best way to help President Obama’s efforts,” wrote the former leaders,
“is to put a price tag on attitudes and policies that run counter to the
positions that the US president himself has advanced.”
A price tag for settlement expansion. Thinking of the burned-down mosques and olive groves in the West Bank, I like the irony of those words.
It’s all good – suspending enhancements and upgrades, recognizing
Palestine, declaring statehood, going to the UN. It all puts pressure on
Israel to get out of the Palestinians’ lives, which, in the eyes of the
world, doesn’t really appear to be what the Netanyahu government has in
None of these moves raises any objection at all to Israel being a Jewish
state, or to Israeli sovereignty within its pre-Six Day War borders.
Nobody gets hurt, either. All that these measures attempt to do is bring
Israel to its senses.
So thank you, Javier Solana, Felipe Gonzales and Richard von Weizsacker –
and Helmut Schmidt, Lionel Jospin, Romano Prodi and the rest who signed
this letter. Thank you, again, Argentina, Brazil and Uruguay – and the
other democratic countries that, I’m sure, will be recognizing Palestine
before too long.
A terrible fire has been burning this land for 43 years.
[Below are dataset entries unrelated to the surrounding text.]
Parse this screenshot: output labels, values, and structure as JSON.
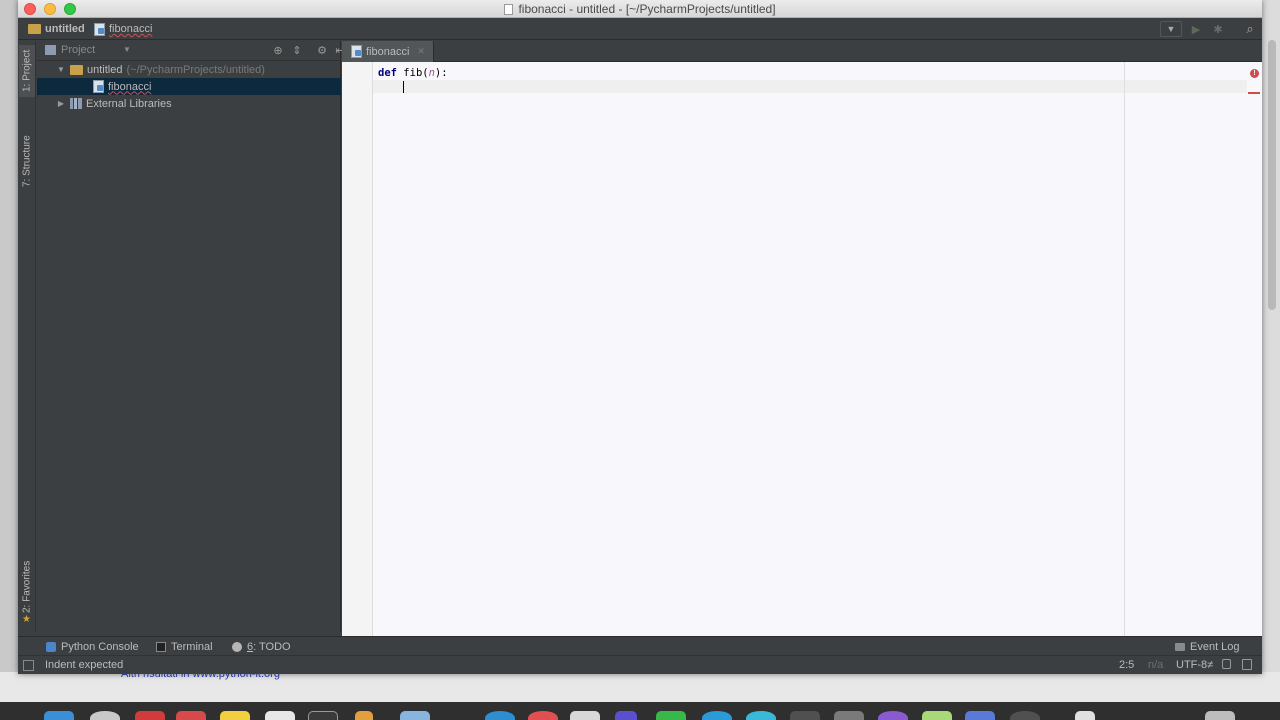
{
  "window": {
    "title": "fibonacci - untitled - [~/PycharmProjects/untitled]"
  },
  "navbar": {
    "project": "untitled",
    "file": "fibonacci"
  },
  "left_stripe": {
    "project_tab": "1: Project",
    "structure_tab": "7: Structure",
    "favorites_tab": "2: Favorites"
  },
  "project_panel": {
    "view": "Project",
    "tree": {
      "root_label": "untitled",
      "root_path": "(~/PycharmProjects/untitled)",
      "file_label": "fibonacci",
      "libs_label": "External Libraries"
    }
  },
  "editor": {
    "tab_label": "fibonacci",
    "code": {
      "kw_def": "def",
      "func_name": "fib",
      "open_paren": "(",
      "param": "n",
      "close": "):"
    }
  },
  "bottom_tools": {
    "python_console": "Python Console",
    "terminal": "Terminal",
    "todo_num": "6",
    "todo_text": ": TODO",
    "event_log": "Event Log"
  },
  "status": {
    "message": "Indent expected",
    "position": "2:5",
    "separator": "n/a",
    "encoding": "UTF-8≠"
  },
  "background": {
    "search_link": "Altri risultati in www.python-it.org"
  },
  "colors": {
    "editor_bg": "#f8f8fc",
    "ide_bg": "#3c3f41",
    "selection": "#0d293e",
    "error": "#d24b4b",
    "keyword": "#000080"
  }
}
If it’s ever
put out, if this country ever starts to recover, the foreign countries
and leaders who stood against the spreading blaze will be remembered
here as true friends.